Task statement => Give back every line of the material below exactly, but no images.

Data for processing =>
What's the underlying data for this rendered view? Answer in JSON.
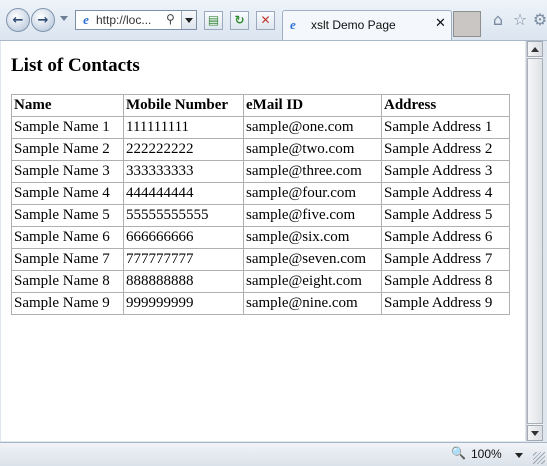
{
  "browser": {
    "address": "http://loc...",
    "tab_title": "xslt Demo Page",
    "zoom": "100%",
    "icons": {
      "back": "back-arrow-icon",
      "forward": "forward-arrow-icon",
      "compat": "compatibility-view-icon",
      "refresh": "refresh-icon",
      "stop": "stop-icon",
      "home": "home-icon",
      "favorites": "star-icon",
      "tools": "gear-icon"
    }
  },
  "page": {
    "title": "List of Contacts",
    "columns": [
      "Name",
      "Mobile Number",
      "eMail ID",
      "Address"
    ],
    "rows": [
      [
        "Sample Name 1",
        "111111111",
        "sample@one.com",
        "Sample Address 1"
      ],
      [
        "Sample Name 2",
        "222222222",
        "sample@two.com",
        "Sample Address 2"
      ],
      [
        "Sample Name 3",
        "333333333",
        "sample@three.com",
        "Sample Address 3"
      ],
      [
        "Sample Name 4",
        "444444444",
        "sample@four.com",
        "Sample Address 4"
      ],
      [
        "Sample Name 5",
        "55555555555",
        "sample@five.com",
        "Sample Address 5"
      ],
      [
        "Sample Name 6",
        "666666666",
        "sample@six.com",
        "Sample Address 6"
      ],
      [
        "Sample Name 7",
        "777777777",
        "sample@seven.com",
        "Sample Address 7"
      ],
      [
        "Sample Name 8",
        "888888888",
        "sample@eight.com",
        "Sample Address 8"
      ],
      [
        "Sample Name 9",
        "999999999",
        "sample@nine.com",
        "Sample Address 9"
      ]
    ]
  }
}
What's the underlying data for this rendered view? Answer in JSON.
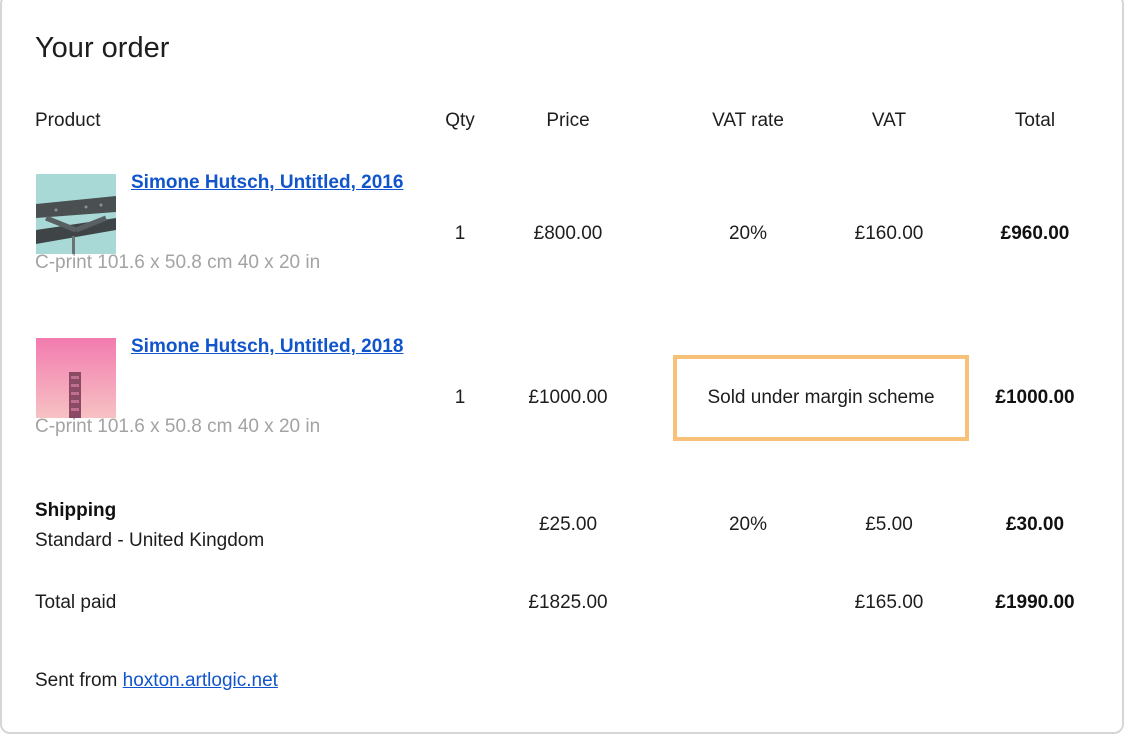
{
  "order": {
    "title": "Your order",
    "headers": {
      "product": "Product",
      "qty": "Qty",
      "price": "Price",
      "vat_rate": "VAT rate",
      "vat": "VAT",
      "total": "Total"
    },
    "items": [
      {
        "name": "Simone Hutsch, Untitled, 2016",
        "details": "C-print 101.6 x 50.8 cm 40 x 20 in",
        "qty": "1",
        "price": "£800.00",
        "vat_rate": "20%",
        "vat": "£160.00",
        "total": "£960.00"
      },
      {
        "name": "Simone Hutsch, Untitled, 2018",
        "details": "C-print 101.6 x 50.8 cm 40 x 20 in",
        "qty": "1",
        "price": "£1000.00",
        "vat_note": "Sold under margin scheme",
        "total": "£1000.00"
      }
    ],
    "shipping": {
      "label": "Shipping",
      "method": "Standard - United Kingdom",
      "price": "£25.00",
      "vat_rate": "20%",
      "vat": "£5.00",
      "total": "£30.00"
    },
    "totals": {
      "label": "Total paid",
      "price": "£1825.00",
      "vat": "£165.00",
      "total": "£1990.00"
    },
    "footer": {
      "prefix": "Sent from ",
      "link": "hoxton.artlogic.net"
    }
  },
  "colors": {
    "link": "#1155cc",
    "muted": "#a3a3a3",
    "highlight_border": "#f7c17a",
    "card_border": "#d6d6d6"
  }
}
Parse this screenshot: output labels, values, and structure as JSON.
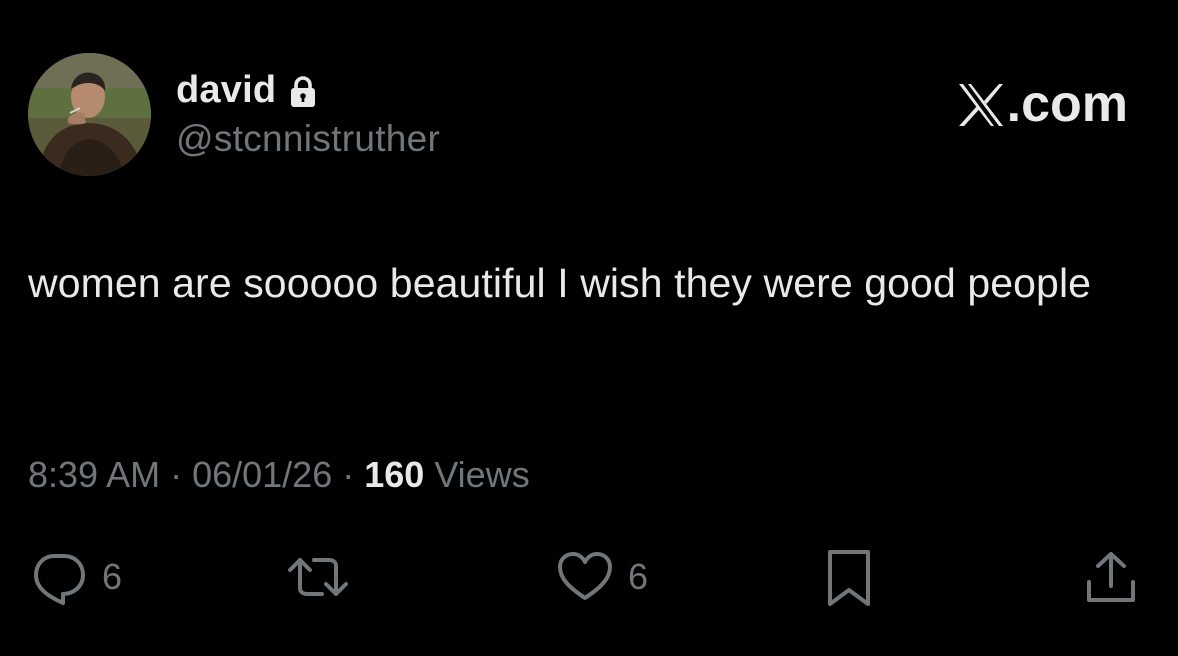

Problem solution =>
What's the underlying data for this rendered view? Answer in JSON.
{
  "browser": {
    "address": "http://loc...",
    "tab_title": "xslt Demo Page",
    "zoom": "100%",
    "icons": {
      "back": "back-arrow-icon",
      "forward": "forward-arrow-icon",
      "compat": "compatibility-view-icon",
      "refresh": "refresh-icon",
      "stop": "stop-icon",
      "home": "home-icon",
      "favorites": "star-icon",
      "tools": "gear-icon"
    }
  },
  "page": {
    "title": "List of Contacts",
    "columns": [
      "Name",
      "Mobile Number",
      "eMail ID",
      "Address"
    ],
    "rows": [
      [
        "Sample Name 1",
        "111111111",
        "sample@one.com",
        "Sample Address 1"
      ],
      [
        "Sample Name 2",
        "222222222",
        "sample@two.com",
        "Sample Address 2"
      ],
      [
        "Sample Name 3",
        "333333333",
        "sample@three.com",
        "Sample Address 3"
      ],
      [
        "Sample Name 4",
        "444444444",
        "sample@four.com",
        "Sample Address 4"
      ],
      [
        "Sample Name 5",
        "55555555555",
        "sample@five.com",
        "Sample Address 5"
      ],
      [
        "Sample Name 6",
        "666666666",
        "sample@six.com",
        "Sample Address 6"
      ],
      [
        "Sample Name 7",
        "777777777",
        "sample@seven.com",
        "Sample Address 7"
      ],
      [
        "Sample Name 8",
        "888888888",
        "sample@eight.com",
        "Sample Address 8"
      ],
      [
        "Sample Name 9",
        "999999999",
        "sample@nine.com",
        "Sample Address 9"
      ]
    ]
  }
}
What's the underlying data for this rendered view? Answer in JSON.
{
  "order": {
    "title": "Your order",
    "headers": {
      "product": "Product",
      "qty": "Qty",
      "price": "Price",
      "vat_rate": "VAT rate",
      "vat": "VAT",
      "total": "Total"
    },
    "items": [
      {
        "name": "Simone Hutsch, Untitled, 2016",
        "details": "C-print 101.6 x 50.8 cm 40 x 20 in",
        "qty": "1",
        "price": "£800.00",
        "vat_rate": "20%",
        "vat": "£160.00",
        "total": "£960.00"
      },
      {
        "name": "Simone Hutsch, Untitled, 2018",
        "details": "C-print 101.6 x 50.8 cm 40 x 20 in",
        "qty": "1",
        "price": "£1000.00",
        "vat_note": "Sold under margin scheme",
        "total": "£1000.00"
      }
    ],
    "shipping": {
      "label": "Shipping",
      "method": "Standard - United Kingdom",
      "price": "£25.00",
      "vat_rate": "20%",
      "vat": "£5.00",
      "total": "£30.00"
    },
    "totals": {
      "label": "Total paid",
      "price": "£1825.00",
      "vat": "£165.00",
      "total": "£1990.00"
    },
    "footer": {
      "prefix": "Sent from ",
      "link": "hoxton.artlogic.net"
    }
  },
  "colors": {
    "link": "#1155cc",
    "muted": "#a3a3a3",
    "highlight_border": "#f7c17a",
    "card_border": "#d6d6d6"
  }
}
Parse this screenshot: output labels, values, and structure as JSON.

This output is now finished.